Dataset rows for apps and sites

________________________________________

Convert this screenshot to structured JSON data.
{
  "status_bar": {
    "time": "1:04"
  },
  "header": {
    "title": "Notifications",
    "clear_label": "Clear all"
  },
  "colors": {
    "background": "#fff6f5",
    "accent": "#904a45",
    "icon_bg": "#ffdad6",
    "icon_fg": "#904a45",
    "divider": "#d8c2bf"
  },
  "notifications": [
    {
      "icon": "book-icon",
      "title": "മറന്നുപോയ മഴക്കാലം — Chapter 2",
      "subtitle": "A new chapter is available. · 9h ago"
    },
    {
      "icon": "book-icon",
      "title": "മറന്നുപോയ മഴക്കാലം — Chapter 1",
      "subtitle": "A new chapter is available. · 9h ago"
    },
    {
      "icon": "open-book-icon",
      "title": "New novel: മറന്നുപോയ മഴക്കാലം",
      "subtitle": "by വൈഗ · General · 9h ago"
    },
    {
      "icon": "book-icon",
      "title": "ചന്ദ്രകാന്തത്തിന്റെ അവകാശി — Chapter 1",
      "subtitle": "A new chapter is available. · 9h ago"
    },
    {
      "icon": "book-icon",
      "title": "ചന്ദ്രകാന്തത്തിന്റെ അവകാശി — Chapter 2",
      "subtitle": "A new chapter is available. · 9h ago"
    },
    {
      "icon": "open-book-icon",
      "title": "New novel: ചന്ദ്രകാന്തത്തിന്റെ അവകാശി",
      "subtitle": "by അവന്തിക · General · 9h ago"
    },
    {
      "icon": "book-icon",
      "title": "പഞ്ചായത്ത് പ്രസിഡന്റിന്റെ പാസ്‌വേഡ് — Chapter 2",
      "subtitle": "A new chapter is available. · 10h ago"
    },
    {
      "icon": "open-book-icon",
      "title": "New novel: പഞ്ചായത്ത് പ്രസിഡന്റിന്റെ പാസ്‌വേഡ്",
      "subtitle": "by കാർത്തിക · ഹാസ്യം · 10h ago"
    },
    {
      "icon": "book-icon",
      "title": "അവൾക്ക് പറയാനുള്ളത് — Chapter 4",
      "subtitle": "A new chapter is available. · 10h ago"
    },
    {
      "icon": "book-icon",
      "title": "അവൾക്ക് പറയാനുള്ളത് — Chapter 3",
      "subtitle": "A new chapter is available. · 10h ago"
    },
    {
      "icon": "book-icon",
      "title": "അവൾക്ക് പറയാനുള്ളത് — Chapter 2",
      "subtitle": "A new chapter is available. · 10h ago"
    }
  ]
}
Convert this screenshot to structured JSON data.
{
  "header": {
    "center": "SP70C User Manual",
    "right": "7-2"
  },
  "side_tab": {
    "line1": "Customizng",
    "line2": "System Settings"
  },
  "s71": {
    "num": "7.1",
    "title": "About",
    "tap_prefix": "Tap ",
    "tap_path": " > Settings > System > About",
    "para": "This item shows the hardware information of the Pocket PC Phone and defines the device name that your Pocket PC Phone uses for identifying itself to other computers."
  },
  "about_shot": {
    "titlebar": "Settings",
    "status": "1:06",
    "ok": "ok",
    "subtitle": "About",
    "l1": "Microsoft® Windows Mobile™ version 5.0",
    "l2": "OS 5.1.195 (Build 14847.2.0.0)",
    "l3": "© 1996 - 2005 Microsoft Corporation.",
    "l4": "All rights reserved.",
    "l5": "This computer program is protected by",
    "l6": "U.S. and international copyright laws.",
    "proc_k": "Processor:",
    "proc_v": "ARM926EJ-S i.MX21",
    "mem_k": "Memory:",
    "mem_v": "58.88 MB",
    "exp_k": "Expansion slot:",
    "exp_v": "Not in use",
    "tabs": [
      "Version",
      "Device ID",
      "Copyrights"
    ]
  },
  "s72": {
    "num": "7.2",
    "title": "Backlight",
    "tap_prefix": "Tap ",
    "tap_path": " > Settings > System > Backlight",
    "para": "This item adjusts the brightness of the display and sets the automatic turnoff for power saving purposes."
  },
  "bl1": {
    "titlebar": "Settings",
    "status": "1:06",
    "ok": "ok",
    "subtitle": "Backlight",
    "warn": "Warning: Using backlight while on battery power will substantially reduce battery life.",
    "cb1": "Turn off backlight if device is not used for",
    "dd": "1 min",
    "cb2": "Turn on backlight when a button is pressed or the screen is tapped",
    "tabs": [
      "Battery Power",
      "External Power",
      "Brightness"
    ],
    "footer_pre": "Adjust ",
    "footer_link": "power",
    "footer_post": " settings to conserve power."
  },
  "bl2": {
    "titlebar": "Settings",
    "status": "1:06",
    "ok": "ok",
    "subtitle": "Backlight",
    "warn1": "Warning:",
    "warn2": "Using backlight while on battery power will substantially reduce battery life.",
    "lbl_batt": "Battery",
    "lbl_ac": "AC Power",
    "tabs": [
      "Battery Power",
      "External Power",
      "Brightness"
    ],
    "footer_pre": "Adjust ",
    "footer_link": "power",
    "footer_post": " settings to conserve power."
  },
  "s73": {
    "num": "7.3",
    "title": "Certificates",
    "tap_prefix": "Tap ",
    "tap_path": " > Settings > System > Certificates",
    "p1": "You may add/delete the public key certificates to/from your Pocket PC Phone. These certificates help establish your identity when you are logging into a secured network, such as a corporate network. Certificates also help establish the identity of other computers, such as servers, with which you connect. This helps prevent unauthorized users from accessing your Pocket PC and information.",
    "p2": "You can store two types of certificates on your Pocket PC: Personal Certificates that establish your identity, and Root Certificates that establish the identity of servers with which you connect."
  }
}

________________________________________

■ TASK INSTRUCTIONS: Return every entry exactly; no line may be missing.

■ ANSWER TO THIS PROBLEM:
Convert this screenshot to structured JSON data.
{
  "status_bar": {
    "time": "1:04"
  },
  "header": {
    "title": "Notifications",
    "clear_label": "Clear all"
  },
  "colors": {
    "background": "#fff6f5",
    "accent": "#904a45",
    "icon_bg": "#ffdad6",
    "icon_fg": "#904a45",
    "divider": "#d8c2bf"
  },
  "notifications": [
    {
      "icon": "book-icon",
      "title": "മറന്നുപോയ മഴക്കാലം — Chapter 2",
      "subtitle": "A new chapter is available. · 9h ago"
    },
    {
      "icon": "book-icon",
      "title": "മറന്നുപോയ മഴക്കാലം — Chapter 1",
      "subtitle": "A new chapter is available. · 9h ago"
    },
    {
      "icon": "open-book-icon",
      "title": "New novel: മറന്നുപോയ മഴക്കാലം",
      "subtitle": "by വൈഗ · General · 9h ago"
    },
    {
      "icon": "book-icon",
      "title": "ചന്ദ്രകാന്തത്തിന്റെ അവകാശി — Chapter 1",
      "subtitle": "A new chapter is available. · 9h ago"
    },
    {
      "icon": "book-icon",
      "title": "ചന്ദ്രകാന്തത്തിന്റെ അവകാശി — Chapter 2",
      "subtitle": "A new chapter is available. · 9h ago"
    },
    {
      "icon": "open-book-icon",
      "title": "New novel: ചന്ദ്രകാന്തത്തിന്റെ അവകാശി",
      "subtitle": "by അവന്തിക · General · 9h ago"
    },
    {
      "icon": "book-icon",
      "title": "പഞ്ചായത്ത് പ്രസിഡന്റിന്റെ പാസ്‌വേഡ് — Chapter 2",
      "subtitle": "A new chapter is available. · 10h ago"
    },
    {
      "icon": "open-book-icon",
      "title": "New novel: പഞ്ചായത്ത് പ്രസിഡന്റിന്റെ പാസ്‌വേഡ്",
      "subtitle": "by കാർത്തിക · ഹാസ്യം · 10h ago"
    },
    {
      "icon": "book-icon",
      "title": "അവൾക്ക് പറയാനുള്ളത് — Chapter 4",
      "subtitle": "A new chapter is available. · 10h ago"
    },
    {
      "icon": "book-icon",
      "title": "അവൾക്ക് പറയാനുള്ളത് — Chapter 3",
      "subtitle": "A new chapter is available. · 10h ago"
    },
    {
      "icon": "book-icon",
      "title": "അവൾക്ക് പറയാനുള്ളത് — Chapter 2",
      "subtitle": "A new chapter is available. · 10h ago"
    }
  ]
}
Convert this screenshot to structured JSON data.
{
  "header": {
    "center": "SP70C User Manual",
    "right": "7-2"
  },
  "side_tab": {
    "line1": "Customizng",
    "line2": "System Settings"
  },
  "s71": {
    "num": "7.1",
    "title": "About",
    "tap_prefix": "Tap ",
    "tap_path": " > Settings > System > About",
    "para": "This item shows the hardware information of the Pocket PC Phone and defines the device name that your Pocket PC Phone uses for identifying itself to other computers."
  },
  "about_shot": {
    "titlebar": "Settings",
    "status": "1:06",
    "ok": "ok",
    "subtitle": "About",
    "l1": "Microsoft® Windows Mobile™ version 5.0",
    "l2": "OS 5.1.195 (Build 14847.2.0.0)",
    "l3": "© 1996 - 2005 Microsoft Corporation.",
    "l4": "All rights reserved.",
    "l5": "This computer program is protected by",
    "l6": "U.S. and international copyright laws.",
    "proc_k": "Processor:",
    "proc_v": "ARM926EJ-S i.MX21",
    "mem_k": "Memory:",
    "mem_v": "58.88 MB",
    "exp_k": "Expansion slot:",
    "exp_v": "Not in use",
    "tabs": [
      "Version",
      "Device ID",
      "Copyrights"
    ]
  },
  "s72": {
    "num": "7.2",
    "title": "Backlight",
    "tap_prefix": "Tap ",
    "tap_path": " > Settings > System > Backlight",
    "para": "This item adjusts the brightness of the display and sets the automatic turnoff for power saving purposes."
  },
  "bl1": {
    "titlebar": "Settings",
    "status": "1:06",
    "ok": "ok",
    "subtitle": "Backlight",
    "warn": "Warning: Using backlight while on battery power will substantially reduce battery life.",
    "cb1": "Turn off backlight if device is not used for",
    "dd": "1 min",
    "cb2": "Turn on backlight when a button is pressed or the screen is tapped",
    "tabs": [
      "Battery Power",
      "External Power",
      "Brightness"
    ],
    "footer_pre": "Adjust ",
    "footer_link": "power",
    "footer_post": " settings to conserve power."
  },
  "bl2": {
    "titlebar": "Settings",
    "status": "1:06",
    "ok": "ok",
    "subtitle": "Backlight",
    "warn1": "Warning:",
    "warn2": "Using backlight while on battery power will substantially reduce battery life.",
    "lbl_batt": "Battery",
    "lbl_ac": "AC Power",
    "tabs": [
      "Battery Power",
      "External Power",
      "Brightness"
    ],
    "footer_pre": "Adjust ",
    "footer_link": "power",
    "footer_post": " settings to conserve power."
  },
  "s73": {
    "num": "7.3",
    "title": "Certificates",
    "tap_prefix": "Tap ",
    "tap_path": " > Settings > System > Certificates",
    "p1": "You may add/delete the public key certificates to/from your Pocket PC Phone. These certificates help establish your identity when you are logging into a secured network, such as a corporate network. Certificates also help establish the identity of other computers, such as servers, with which you connect. This helps prevent unauthorized users from accessing your Pocket PC and information.",
    "p2": "You can store two types of certificates on your Pocket PC: Personal Certificates that establish your identity, and Root Certificates that establish the identity of servers with which you connect."
  }
}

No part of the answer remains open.